**What the exercise asks:**
Set down the records that follow in full and without changes.

**Material provided:**

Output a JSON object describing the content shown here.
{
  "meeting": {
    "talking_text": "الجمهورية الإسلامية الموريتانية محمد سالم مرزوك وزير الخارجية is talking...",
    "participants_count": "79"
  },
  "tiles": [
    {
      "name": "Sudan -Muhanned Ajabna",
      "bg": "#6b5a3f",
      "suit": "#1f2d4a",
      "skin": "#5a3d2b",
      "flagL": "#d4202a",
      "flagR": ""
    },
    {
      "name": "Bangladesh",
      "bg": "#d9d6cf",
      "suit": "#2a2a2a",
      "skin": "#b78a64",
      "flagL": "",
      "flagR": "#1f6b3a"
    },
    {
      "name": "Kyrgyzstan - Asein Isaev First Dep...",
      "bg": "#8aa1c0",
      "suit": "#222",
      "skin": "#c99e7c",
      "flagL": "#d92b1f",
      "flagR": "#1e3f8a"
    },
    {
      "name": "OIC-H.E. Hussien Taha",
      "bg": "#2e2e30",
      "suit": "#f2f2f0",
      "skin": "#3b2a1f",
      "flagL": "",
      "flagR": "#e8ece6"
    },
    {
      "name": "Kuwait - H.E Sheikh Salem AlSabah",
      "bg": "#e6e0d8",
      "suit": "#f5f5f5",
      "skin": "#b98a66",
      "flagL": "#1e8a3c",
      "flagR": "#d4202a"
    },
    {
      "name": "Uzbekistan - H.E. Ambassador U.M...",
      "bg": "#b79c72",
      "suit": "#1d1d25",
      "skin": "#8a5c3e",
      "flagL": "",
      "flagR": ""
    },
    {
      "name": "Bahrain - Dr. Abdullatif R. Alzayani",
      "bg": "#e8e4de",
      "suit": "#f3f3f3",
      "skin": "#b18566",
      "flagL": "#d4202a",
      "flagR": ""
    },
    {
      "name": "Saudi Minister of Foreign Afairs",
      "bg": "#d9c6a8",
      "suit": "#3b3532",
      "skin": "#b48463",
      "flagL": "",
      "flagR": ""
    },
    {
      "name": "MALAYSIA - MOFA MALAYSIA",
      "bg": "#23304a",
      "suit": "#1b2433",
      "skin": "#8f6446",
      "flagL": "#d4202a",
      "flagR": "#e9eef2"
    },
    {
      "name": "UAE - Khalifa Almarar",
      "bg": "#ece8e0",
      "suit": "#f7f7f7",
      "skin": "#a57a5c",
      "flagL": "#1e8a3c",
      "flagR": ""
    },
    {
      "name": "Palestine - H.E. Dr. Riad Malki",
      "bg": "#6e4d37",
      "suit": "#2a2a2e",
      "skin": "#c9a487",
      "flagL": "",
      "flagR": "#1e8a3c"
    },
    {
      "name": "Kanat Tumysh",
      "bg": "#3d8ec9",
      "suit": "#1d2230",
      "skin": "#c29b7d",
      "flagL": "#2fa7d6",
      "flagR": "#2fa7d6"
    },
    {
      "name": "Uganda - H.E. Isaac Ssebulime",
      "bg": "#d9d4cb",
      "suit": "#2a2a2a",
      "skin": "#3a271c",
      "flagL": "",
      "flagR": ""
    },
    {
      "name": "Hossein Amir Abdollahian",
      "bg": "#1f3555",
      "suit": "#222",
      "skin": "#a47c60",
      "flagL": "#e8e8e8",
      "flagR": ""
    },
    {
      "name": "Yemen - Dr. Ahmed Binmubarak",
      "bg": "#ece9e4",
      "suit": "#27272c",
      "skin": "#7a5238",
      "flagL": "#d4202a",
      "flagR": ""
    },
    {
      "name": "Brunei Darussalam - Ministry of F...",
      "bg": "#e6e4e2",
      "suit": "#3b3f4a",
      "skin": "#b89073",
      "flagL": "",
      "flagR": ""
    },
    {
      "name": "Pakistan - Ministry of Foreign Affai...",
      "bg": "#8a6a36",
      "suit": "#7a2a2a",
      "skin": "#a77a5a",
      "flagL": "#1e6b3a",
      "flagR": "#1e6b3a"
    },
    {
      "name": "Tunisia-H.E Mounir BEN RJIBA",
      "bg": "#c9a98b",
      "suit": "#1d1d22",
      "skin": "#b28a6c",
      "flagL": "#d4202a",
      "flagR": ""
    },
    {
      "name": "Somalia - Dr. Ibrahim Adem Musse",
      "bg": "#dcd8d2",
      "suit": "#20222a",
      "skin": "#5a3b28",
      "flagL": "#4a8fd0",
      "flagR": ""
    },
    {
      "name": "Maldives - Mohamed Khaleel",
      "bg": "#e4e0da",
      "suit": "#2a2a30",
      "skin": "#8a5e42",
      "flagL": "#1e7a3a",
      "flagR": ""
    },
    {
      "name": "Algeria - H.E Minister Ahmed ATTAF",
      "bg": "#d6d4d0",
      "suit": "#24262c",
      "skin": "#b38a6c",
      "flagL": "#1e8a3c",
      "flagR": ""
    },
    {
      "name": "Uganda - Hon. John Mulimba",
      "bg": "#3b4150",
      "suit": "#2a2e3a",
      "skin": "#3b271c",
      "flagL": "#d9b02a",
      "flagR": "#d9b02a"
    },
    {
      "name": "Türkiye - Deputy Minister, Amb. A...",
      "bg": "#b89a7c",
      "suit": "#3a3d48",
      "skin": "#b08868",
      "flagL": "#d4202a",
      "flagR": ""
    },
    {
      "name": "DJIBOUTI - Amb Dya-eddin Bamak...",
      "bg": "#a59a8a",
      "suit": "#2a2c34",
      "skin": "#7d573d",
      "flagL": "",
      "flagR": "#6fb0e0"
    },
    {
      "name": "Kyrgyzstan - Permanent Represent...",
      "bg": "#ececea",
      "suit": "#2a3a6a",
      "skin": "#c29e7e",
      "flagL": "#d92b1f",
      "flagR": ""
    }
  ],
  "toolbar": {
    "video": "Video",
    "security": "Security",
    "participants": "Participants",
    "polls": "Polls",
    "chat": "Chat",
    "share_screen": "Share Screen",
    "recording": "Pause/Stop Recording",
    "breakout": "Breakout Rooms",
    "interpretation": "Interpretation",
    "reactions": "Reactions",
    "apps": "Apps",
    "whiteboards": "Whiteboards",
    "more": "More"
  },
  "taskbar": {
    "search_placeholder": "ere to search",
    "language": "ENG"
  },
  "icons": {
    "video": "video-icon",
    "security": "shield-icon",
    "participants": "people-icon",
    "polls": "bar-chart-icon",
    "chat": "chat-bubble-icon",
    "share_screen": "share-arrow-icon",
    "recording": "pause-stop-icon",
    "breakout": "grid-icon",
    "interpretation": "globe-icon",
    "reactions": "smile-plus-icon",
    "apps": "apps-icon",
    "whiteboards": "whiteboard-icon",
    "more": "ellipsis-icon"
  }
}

**Result:**
Output a JSON object describing the content shown here.
{
  "meeting": {
    "talking_text": "الجمهورية الإسلامية الموريتانية محمد سالم مرزوك وزير الخارجية is talking...",
    "participants_count": "79"
  },
  "tiles": [
    {
      "name": "Sudan -Muhanned Ajabna",
      "bg": "#6b5a3f",
      "suit": "#1f2d4a",
      "skin": "#5a3d2b",
      "flagL": "#d4202a",
      "flagR": ""
    },
    {
      "name": "Bangladesh",
      "bg": "#d9d6cf",
      "suit": "#2a2a2a",
      "skin": "#b78a64",
      "flagL": "",
      "flagR": "#1f6b3a"
    },
    {
      "name": "Kyrgyzstan - Asein Isaev First Dep...",
      "bg": "#8aa1c0",
      "suit": "#222",
      "skin": "#c99e7c",
      "flagL": "#d92b1f",
      "flagR": "#1e3f8a"
    },
    {
      "name": "OIC-H.E. Hussien Taha",
      "bg": "#2e2e30",
      "suit": "#f2f2f0",
      "skin": "#3b2a1f",
      "flagL": "",
      "flagR": "#e8ece6"
    },
    {
      "name": "Kuwait - H.E Sheikh Salem AlSabah",
      "bg": "#e6e0d8",
      "suit": "#f5f5f5",
      "skin": "#b98a66",
      "flagL": "#1e8a3c",
      "flagR": "#d4202a"
    },
    {
      "name": "Uzbekistan - H.E. Ambassador U.M...",
      "bg": "#b79c72",
      "suit": "#1d1d25",
      "skin": "#8a5c3e",
      "flagL": "",
      "flagR": ""
    },
    {
      "name": "Bahrain - Dr. Abdullatif R. Alzayani",
      "bg": "#e8e4de",
      "suit": "#f3f3f3",
      "skin": "#b18566",
      "flagL": "#d4202a",
      "flagR": ""
    },
    {
      "name": "Saudi Minister of Foreign Afairs",
      "bg": "#d9c6a8",
      "suit": "#3b3532",
      "skin": "#b48463",
      "flagL": "",
      "flagR": ""
    },
    {
      "name": "MALAYSIA - MOFA MALAYSIA",
      "bg": "#23304a",
      "suit": "#1b2433",
      "skin": "#8f6446",
      "flagL": "#d4202a",
      "flagR": "#e9eef2"
    },
    {
      "name": "UAE - Khalifa Almarar",
      "bg": "#ece8e0",
      "suit": "#f7f7f7",
      "skin": "#a57a5c",
      "flagL": "#1e8a3c",
      "flagR": ""
    },
    {
      "name": "Palestine - H.E. Dr. Riad Malki",
      "bg": "#6e4d37",
      "suit": "#2a2a2e",
      "skin": "#c9a487",
      "flagL": "",
      "flagR": "#1e8a3c"
    },
    {
      "name": "Kanat Tumysh",
      "bg": "#3d8ec9",
      "suit": "#1d2230",
      "skin": "#c29b7d",
      "flagL": "#2fa7d6",
      "flagR": "#2fa7d6"
    },
    {
      "name": "Uganda - H.E. Isaac Ssebulime",
      "bg": "#d9d4cb",
      "suit": "#2a2a2a",
      "skin": "#3a271c",
      "flagL": "",
      "flagR": ""
    },
    {
      "name": "Hossein Amir Abdollahian",
      "bg": "#1f3555",
      "suit": "#222",
      "skin": "#a47c60",
      "flagL": "#e8e8e8",
      "flagR": ""
    },
    {
      "name": "Yemen - Dr. Ahmed Binmubarak",
      "bg": "#ece9e4",
      "suit": "#27272c",
      "skin": "#7a5238",
      "flagL": "#d4202a",
      "flagR": ""
    },
    {
      "name": "Brunei Darussalam - Ministry of F...",
      "bg": "#e6e4e2",
      "suit": "#3b3f4a",
      "skin": "#b89073",
      "flagL": "",
      "flagR": ""
    },
    {
      "name": "Pakistan - Ministry of Foreign Affai...",
      "bg": "#8a6a36",
      "suit": "#7a2a2a",
      "skin": "#a77a5a",
      "flagL": "#1e6b3a",
      "flagR": "#1e6b3a"
    },
    {
      "name": "Tunisia-H.E Mounir BEN RJIBA",
      "bg": "#c9a98b",
      "suit": "#1d1d22",
      "skin": "#b28a6c",
      "flagL": "#d4202a",
      "flagR": ""
    },
    {
      "name": "Somalia - Dr. Ibrahim Adem Musse",
      "bg": "#dcd8d2",
      "suit": "#20222a",
      "skin": "#5a3b28",
      "flagL": "#4a8fd0",
      "flagR": ""
    },
    {
      "name": "Maldives - Mohamed Khaleel",
      "bg": "#e4e0da",
      "suit": "#2a2a30",
      "skin": "#8a5e42",
      "flagL": "#1e7a3a",
      "flagR": ""
    },
    {
      "name": "Algeria - H.E Minister Ahmed ATTAF",
      "bg": "#d6d4d0",
      "suit": "#24262c",
      "skin": "#b38a6c",
      "flagL": "#1e8a3c",
      "flagR": ""
    },
    {
      "name": "Uganda - Hon. John Mulimba",
      "bg": "#3b4150",
      "suit": "#2a2e3a",
      "skin": "#3b271c",
      "flagL": "#d9b02a",
      "flagR": "#d9b02a"
    },
    {
      "name": "Türkiye - Deputy Minister, Amb. A...",
      "bg": "#b89a7c",
      "suit": "#3a3d48",
      "skin": "#b08868",
      "flagL": "#d4202a",
      "flagR": ""
    },
    {
      "name": "DJIBOUTI - Amb Dya-eddin Bamak...",
      "bg": "#a59a8a",
      "suit": "#2a2c34",
      "skin": "#7d573d",
      "flagL": "",
      "flagR": "#6fb0e0"
    },
    {
      "name": "Kyrgyzstan - Permanent Represent...",
      "bg": "#ececea",
      "suit": "#2a3a6a",
      "skin": "#c29e7e",
      "flagL": "#d92b1f",
      "flagR": ""
    }
  ],
  "toolbar": {
    "video": "Video",
    "security": "Security",
    "participants": "Participants",
    "polls": "Polls",
    "chat": "Chat",
    "share_screen": "Share Screen",
    "recording": "Pause/Stop Recording",
    "breakout": "Breakout Rooms",
    "interpretation": "Interpretation",
    "reactions": "Reactions",
    "apps": "Apps",
    "whiteboards": "Whiteboards",
    "more": "More"
  },
  "taskbar": {
    "search_placeholder": "ere to search",
    "language": "ENG"
  },
  "icons": {
    "video": "video-icon",
    "security": "shield-icon",
    "participants": "people-icon",
    "polls": "bar-chart-icon",
    "chat": "chat-bubble-icon",
    "share_screen": "share-arrow-icon",
    "recording": "pause-stop-icon",
    "breakout": "grid-icon",
    "interpretation": "globe-icon",
    "reactions": "smile-plus-icon",
    "apps": "apps-icon",
    "whiteboards": "whiteboard-icon",
    "more": "ellipsis-icon"
  }
}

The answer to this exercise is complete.